For their first three weeks, all new employees – including those who come with years of experience and success, and who are moving into senior leadership positions – attend what Next Jump calls “Personal Leadership Boot Camp,” or PLBC for short. The program starts with participants learning to identify their character weaknesses, what Next Jump calls their “backhands.” The metaphor comes from tennis. Everyone has strengths (our forehand), but in order to be a great tennis player, you cannot rely solely on your forehand. You must also work on your backhand, the areas where you feel less comfortable, less natural, or less skillful.
Another practice at Next Jump is The Situational Workshop (SW), which leaders of the company believe is among the most effective things they do. Every week for two hours, five people meet: two different pairs of Talking Partners come together with a more experienced colleague acting as a mentor-coach. Charlie Kim, founder of Next Jump, identifies what he thinks makes this kind of weekly workshop structure powerful:
At this weekly workshop, each of the four of you describe some challenge you’ve met at work in the week and what you’ve done to meet it, or not. You might not be sure if how you handled the situation was optimal or not. The mentor-coach is there to encourage you to reach a higher level of self-awareness, so that you might identify new options for responding to similar future challenges and so avoid reacting in the same old way…. Over time, you see people growing immensely from these weekly sessions.
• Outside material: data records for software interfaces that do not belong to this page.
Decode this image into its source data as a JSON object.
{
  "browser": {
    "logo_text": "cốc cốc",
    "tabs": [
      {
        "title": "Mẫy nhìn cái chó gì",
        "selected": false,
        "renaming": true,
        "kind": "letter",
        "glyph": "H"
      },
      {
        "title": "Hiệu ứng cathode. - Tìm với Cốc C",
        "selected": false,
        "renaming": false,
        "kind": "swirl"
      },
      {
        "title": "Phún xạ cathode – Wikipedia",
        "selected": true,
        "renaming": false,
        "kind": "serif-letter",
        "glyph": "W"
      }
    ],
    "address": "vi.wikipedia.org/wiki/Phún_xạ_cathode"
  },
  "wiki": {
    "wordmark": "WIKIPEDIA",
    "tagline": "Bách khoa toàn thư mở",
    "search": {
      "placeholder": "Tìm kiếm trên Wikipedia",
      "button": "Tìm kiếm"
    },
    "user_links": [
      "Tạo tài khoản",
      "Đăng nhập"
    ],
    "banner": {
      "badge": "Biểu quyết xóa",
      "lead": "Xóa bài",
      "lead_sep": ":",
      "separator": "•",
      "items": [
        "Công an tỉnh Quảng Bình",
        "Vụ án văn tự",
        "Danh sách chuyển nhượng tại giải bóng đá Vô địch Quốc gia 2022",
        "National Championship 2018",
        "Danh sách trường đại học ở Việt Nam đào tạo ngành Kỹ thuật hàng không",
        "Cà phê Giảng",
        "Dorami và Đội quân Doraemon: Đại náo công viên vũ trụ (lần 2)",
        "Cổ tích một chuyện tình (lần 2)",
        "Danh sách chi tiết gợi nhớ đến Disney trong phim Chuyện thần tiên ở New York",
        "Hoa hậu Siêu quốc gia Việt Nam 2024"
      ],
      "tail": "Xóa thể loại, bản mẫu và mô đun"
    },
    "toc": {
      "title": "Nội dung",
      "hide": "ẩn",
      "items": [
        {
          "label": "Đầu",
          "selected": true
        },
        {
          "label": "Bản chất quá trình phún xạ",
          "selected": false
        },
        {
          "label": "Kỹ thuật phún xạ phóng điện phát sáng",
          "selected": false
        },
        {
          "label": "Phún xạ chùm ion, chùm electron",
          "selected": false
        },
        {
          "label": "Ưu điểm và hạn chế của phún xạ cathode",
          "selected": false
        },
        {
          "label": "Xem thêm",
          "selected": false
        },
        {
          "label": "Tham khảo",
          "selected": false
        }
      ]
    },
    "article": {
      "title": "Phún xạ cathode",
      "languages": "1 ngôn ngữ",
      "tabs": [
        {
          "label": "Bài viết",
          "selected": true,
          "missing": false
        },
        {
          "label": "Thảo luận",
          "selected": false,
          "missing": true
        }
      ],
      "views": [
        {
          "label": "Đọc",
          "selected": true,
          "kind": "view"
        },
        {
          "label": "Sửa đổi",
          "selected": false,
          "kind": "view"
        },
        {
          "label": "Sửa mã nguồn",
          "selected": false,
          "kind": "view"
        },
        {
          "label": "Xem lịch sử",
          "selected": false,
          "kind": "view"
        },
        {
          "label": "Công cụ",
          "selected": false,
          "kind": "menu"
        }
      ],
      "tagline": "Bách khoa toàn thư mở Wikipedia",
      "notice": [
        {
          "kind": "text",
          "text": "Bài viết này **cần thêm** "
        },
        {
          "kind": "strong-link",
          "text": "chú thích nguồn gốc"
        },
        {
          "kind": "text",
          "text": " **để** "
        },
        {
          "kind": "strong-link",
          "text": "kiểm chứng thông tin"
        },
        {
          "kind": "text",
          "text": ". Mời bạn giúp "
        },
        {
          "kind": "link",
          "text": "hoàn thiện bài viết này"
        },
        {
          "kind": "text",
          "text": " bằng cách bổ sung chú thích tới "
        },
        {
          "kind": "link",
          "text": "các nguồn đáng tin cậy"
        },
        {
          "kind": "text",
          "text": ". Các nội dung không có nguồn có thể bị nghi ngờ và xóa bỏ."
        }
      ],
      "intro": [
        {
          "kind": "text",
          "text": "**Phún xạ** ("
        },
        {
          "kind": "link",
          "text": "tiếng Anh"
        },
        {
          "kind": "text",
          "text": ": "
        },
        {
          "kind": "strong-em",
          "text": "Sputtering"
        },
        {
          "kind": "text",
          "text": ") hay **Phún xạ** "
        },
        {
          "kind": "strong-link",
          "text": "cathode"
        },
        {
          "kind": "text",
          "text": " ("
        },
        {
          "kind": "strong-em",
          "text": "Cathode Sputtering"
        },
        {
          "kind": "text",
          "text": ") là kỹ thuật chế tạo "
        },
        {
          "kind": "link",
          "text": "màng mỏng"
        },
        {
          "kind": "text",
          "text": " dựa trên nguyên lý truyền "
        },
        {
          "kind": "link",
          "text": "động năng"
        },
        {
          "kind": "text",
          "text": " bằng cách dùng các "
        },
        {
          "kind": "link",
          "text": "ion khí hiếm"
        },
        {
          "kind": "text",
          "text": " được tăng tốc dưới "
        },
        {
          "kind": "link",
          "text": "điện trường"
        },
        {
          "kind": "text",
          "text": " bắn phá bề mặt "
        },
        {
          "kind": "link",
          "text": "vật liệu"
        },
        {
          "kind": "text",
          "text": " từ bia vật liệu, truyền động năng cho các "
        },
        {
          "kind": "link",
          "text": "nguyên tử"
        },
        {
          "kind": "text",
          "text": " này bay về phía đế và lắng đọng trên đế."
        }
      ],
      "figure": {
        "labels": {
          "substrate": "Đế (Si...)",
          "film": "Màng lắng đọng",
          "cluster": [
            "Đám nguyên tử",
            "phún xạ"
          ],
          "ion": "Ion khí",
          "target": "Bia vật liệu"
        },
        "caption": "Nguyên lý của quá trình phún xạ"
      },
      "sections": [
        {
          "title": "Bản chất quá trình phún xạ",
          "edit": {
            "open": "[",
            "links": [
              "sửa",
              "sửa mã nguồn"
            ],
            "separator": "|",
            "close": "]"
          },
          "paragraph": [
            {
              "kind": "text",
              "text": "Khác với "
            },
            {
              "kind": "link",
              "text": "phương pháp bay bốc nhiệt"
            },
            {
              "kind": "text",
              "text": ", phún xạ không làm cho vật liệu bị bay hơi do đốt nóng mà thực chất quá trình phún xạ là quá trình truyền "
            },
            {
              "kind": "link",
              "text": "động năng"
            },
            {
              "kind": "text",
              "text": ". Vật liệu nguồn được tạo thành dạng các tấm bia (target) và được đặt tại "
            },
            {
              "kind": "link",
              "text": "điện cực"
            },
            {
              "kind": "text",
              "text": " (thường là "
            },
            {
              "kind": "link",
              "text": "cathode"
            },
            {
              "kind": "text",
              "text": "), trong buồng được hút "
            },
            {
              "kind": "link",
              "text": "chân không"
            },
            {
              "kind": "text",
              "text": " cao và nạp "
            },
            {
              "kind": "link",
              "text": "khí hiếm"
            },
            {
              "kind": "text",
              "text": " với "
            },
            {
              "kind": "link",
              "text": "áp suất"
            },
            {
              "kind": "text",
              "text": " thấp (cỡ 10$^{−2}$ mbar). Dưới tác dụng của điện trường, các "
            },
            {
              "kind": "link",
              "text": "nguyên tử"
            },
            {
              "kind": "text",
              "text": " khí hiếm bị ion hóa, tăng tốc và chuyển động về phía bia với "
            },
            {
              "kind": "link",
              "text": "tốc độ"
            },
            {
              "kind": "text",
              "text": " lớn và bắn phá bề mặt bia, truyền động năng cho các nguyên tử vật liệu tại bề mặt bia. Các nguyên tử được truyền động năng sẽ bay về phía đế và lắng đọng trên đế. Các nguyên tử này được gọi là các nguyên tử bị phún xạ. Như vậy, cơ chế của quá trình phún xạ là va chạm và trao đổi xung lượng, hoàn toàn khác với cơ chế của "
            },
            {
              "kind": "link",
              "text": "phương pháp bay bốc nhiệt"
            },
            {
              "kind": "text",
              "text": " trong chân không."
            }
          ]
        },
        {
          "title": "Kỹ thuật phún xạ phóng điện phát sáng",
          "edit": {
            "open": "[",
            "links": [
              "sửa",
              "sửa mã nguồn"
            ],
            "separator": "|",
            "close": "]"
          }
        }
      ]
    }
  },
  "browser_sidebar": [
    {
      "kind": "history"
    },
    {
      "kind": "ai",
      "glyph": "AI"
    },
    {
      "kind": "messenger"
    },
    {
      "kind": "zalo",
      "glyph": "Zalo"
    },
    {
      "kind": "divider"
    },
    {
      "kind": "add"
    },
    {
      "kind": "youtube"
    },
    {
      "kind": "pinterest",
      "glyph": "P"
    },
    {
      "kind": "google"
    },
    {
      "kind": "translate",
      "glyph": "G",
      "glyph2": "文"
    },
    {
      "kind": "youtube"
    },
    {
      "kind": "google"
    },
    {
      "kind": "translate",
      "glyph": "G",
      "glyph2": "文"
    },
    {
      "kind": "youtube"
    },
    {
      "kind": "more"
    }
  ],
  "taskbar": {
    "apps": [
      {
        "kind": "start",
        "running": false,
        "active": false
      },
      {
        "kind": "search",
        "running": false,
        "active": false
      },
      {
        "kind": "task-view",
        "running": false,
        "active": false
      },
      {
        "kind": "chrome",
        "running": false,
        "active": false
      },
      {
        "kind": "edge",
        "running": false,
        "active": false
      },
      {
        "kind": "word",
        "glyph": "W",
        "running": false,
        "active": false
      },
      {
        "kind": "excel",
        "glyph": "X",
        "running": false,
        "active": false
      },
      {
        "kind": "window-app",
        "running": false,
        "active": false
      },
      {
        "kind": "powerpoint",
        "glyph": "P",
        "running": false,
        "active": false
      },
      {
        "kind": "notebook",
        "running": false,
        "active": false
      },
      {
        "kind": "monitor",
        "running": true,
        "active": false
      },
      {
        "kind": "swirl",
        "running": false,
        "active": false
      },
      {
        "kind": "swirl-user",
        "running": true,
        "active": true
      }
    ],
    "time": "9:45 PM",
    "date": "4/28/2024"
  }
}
As Charlie explains about the SW’s purpose, the focus is “on the training of judgment, rather than on technical training.” As a result, the discourse and pace of a SW can be a bit surprising to a first-time observer. People are identifying “problems of practice,” snags they run into, but the coach’s response is rarely direct problem-solving. All Next Jump’s practices are geared to help people change from the inside out. Solving problems too quickly, without the benefit of uncovering underlying assumptions means You won’t change. If you don’t change, you are most likely going to be reproducing new versions of the same problem you think you’ve already solved.
What it takes
Many workplaces attempt to foster the growth of their employees, but few are deliberately organized to put employee growth at the very center of their mission like these organizations do. Kegan and Lahey describe three dimensions of DDO’s that reinforce one another. Edge, home, and groove. These refer to taking risks in working on a skill that involves self-management (edge), for example, while having the benefit of trustworthy communities (home) and regular practices and routines to establish new habits (groove). These three dimensions’ closely mirror Boyatzis’ Intentional Change Theory, which emphasizes the importance of experimentation and practice within a safe community.
The takeaway here is that wherever you are in your work life you can begin to make meaningful progress toward your own development. For example, find a peer who has a similar intention to strengthen the Emotional Self-Awareness and Emotional Self-Control competencies. Be willing to be vulnerable with one another about the real challenges inherent in change, and look at our own shadows. Commit to weekly or bi-weekly check-ins to build the muscles of EI over time. This small yet powerful step can yield profound results.
If you are a manager or supervisor, you could create your own DDO team. Make time in team meetings to engage in EI skill building. Foster a team culture of non-judgement and psychological safety allowing people to bring their full selves, including growing edges out into the open within the team. Provide meaningful, positive feedback and celebrate small increments of change.
Developing Emotional Intelligence competencies is one of the best ways to facilitate culture development in your organization.
Our new series of primers was created by bestselling author of Emotional Intelligence Daniel Goleman, along with fellow thought leaders in EI, research, and leadership development.